What is so amazing about Team Hoyt?
Dick Hoyt, the father, is now in his 70s and races for the benefit of his son Rick, who was diagnosed with spastic quadriplegia. Rick had told his dad after their first run together, “Dad, when I’m running, it feels like I’m not handicapped.” Since that moment, Dick has done whatever he could so that his son could feel freedom.
They have raced in marathons, triathlons, and the difficult Ironman competitions. They have also biked and run across the United States in 45 days.
Throughout the races, Dick carries his son. Depending on the competition, Rick is either placed on the front of the bike in a special chair, pulled behind his father on a small boat, or pushed in a specially designed racing wheelchair. He is in the midst of the race. And he always finishes before his father.
So why did reading Paul’s “pursue as my goal the prize before me” suddenly make me think of Team Hoyt? I’ve known about Team Hoyt for years. I’ve always greatly admired the duo and follow them on Facebook. I remember praying that they weren’t near the horrible tragedy at the Boston Marathon, which happens to be the duo’s favorite race.
So why now?
Perhaps my last year of life has focused my attention more on the fact that I cannot face this race as a sprint. Becoming mature in Christ is not a quick one-two thing that happens. It is something we must struggle with. We must sweat, cry, and bleed over our spiritual life.
Dick Hoyt shows how important his son is to him by continually bleeding and sweating over that which makes his son feel free. I’m sure he has shed more than his share of tears over the years as exhaustion and illness plague him, but still he continues to strive towards the goal of the finish line. His focus is totally on that which is in front of him- Rick, his son.
It is not about the ‘prize.’ It is about the growth of his son’s sense of freedom.
Applying this to Paul’s metaphor might seem like a stretch, but stick with me.
Paul, throughout his letters has mentioned that that he has shed blood, sweat, and tears in the service of Christ. He praises that that which is behind him (the old him who despised the salvation of the cross) no longer has the power to sway him from his goal. He has beaten his body into submission and is wholly focused on coming perfection at the end of the race. He encourages those he writes too, to bring their own bodies into submission and run with endurance towards the prize, to not be swayed by the world’s glitter, but focused on the true reward.
I’m sure that Dick Hoyt has wanted to just collapse in the middle of the Ironman competition more than once (or any of the races), due to the exhaustion of going from biking, to swimming, to running. But, rather than give into his flesh, he puts one foot in front of another, his eye on his prize- his son’s joy.
Paul was not a sprinter. If he was a sprinter, I believe he might have renounced Christ rather than go through torture at the brutal hands of the Romans. A sprinter would not have the fortitude to withstand his faith being questioned. Sprinters in the faith burn brilliantly and quickly. The first time there is a small bump in the track they will fall away, unable to handle the difficulty of the race.
Marathon racers on the other hand, will conserve their faith in the midst of the race. It is for when those hiccups come their way, they have the knowledge and strength they built up during the calm moments that will help carry them through the tough moments.
Christian marathon racers should not be trying to leave everyone in their dust, but rather be helping our fellow racers finish their race well. We all are striving for the same goal.
The beauty of racing for the prize of fellowship with Christ, is that there is enough of him to go around to all the winners!

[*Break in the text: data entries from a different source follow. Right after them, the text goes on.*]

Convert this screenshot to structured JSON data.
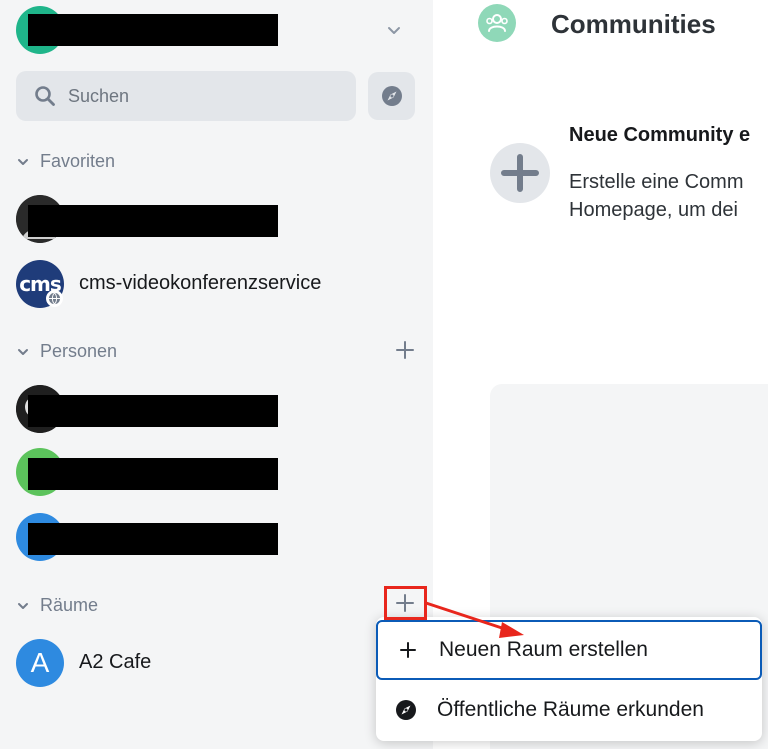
{
  "search": {
    "placeholder": "Suchen"
  },
  "sections": {
    "favorites": {
      "label": "Favoriten"
    },
    "people": {
      "label": "Personen"
    },
    "rooms": {
      "label": "Räume"
    }
  },
  "favorites": [
    {
      "label": ""
    },
    {
      "label": "cms-videokonferenzservice",
      "avatar_text": "cms"
    }
  ],
  "rooms": [
    {
      "label": "A2 Cafe",
      "avatar_letter": "A"
    }
  ],
  "main": {
    "title": "Communities",
    "card_title": "Neue Community e",
    "card_desc_line1": "Erstelle eine Comm",
    "card_desc_line2": "Homepage, um dei"
  },
  "context_menu": {
    "items": [
      {
        "label": "Neuen Raum erstellen",
        "icon": "plus-icon"
      },
      {
        "label": "Öffentliche Räume erkunden",
        "icon": "compass-icon"
      }
    ]
  },
  "colors": {
    "accent_green": "#1fb58a",
    "focus_blue": "#0b5bb7",
    "annotation_red": "#e8261c"
  }
}
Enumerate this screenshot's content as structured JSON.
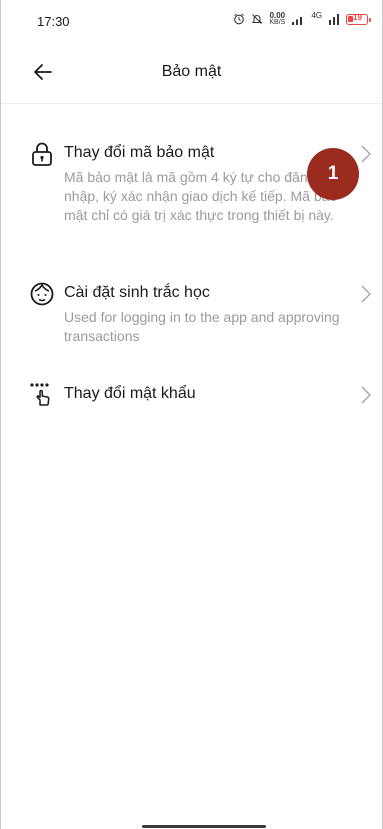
{
  "status": {
    "time": "17:30",
    "speed_value": "0.00",
    "speed_unit": "KB/S",
    "network_label": "4G",
    "battery_level": "19"
  },
  "header": {
    "title": "Bảo mật"
  },
  "items": [
    {
      "title": "Thay đổi mã bảo mật",
      "description": "Mã bảo mật là mã gồm 4 ký tự cho đăng nhập, ký xác nhận giao dịch kế tiếp. Mã bảo mật chỉ có giá trị xác thực trong thiết bị này.",
      "icon": "lock-icon"
    },
    {
      "title": "Cài đặt sinh trắc học",
      "description": "Used for logging in to the app and approving transactions",
      "icon": "face-icon"
    },
    {
      "title": "Thay đổi mật khẩu",
      "icon": "password-touch-icon"
    }
  ],
  "annotation": {
    "badge_number": "1",
    "badge_color": "#9b2a1f"
  }
}
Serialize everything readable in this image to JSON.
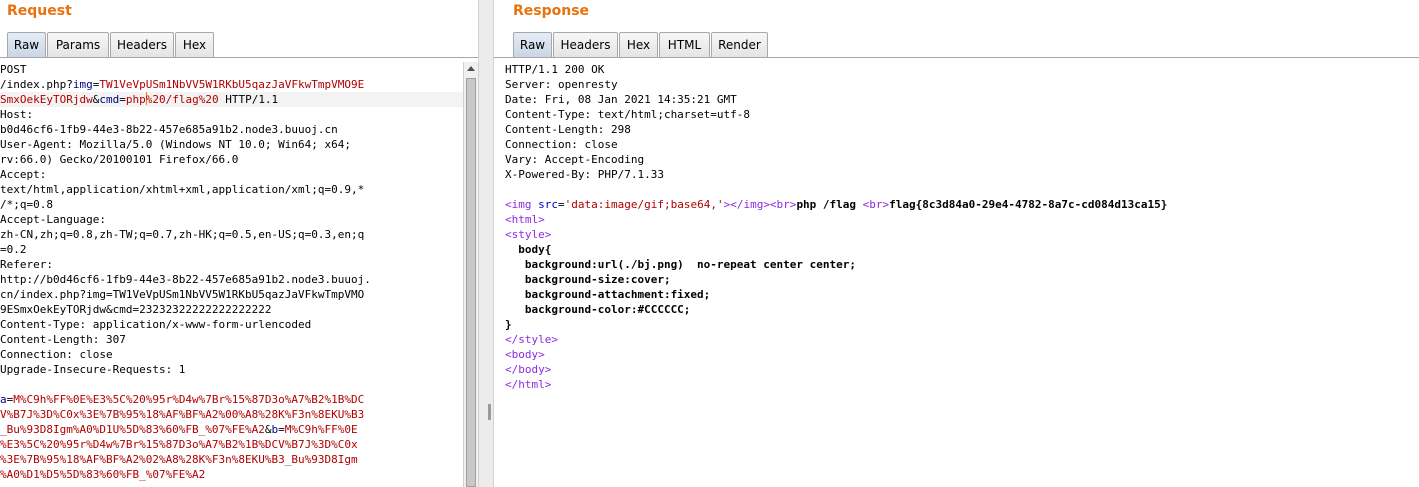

hoyt12You can read about the amazing Team Hoyt here on their website



Leave a Reply

Fill in your details below or click an icon to log in: Logo

You are commenting using your account. Log Out /  Change )

Google+ photo

You are commenting using your Google+ account. Log Out /  Change )

Twitter picture

You are commenting using your Twitter account. Log Out /  Change )

Facebook photo

You are commenting using your Facebook account. Log Out /  Change )


Connecting to %s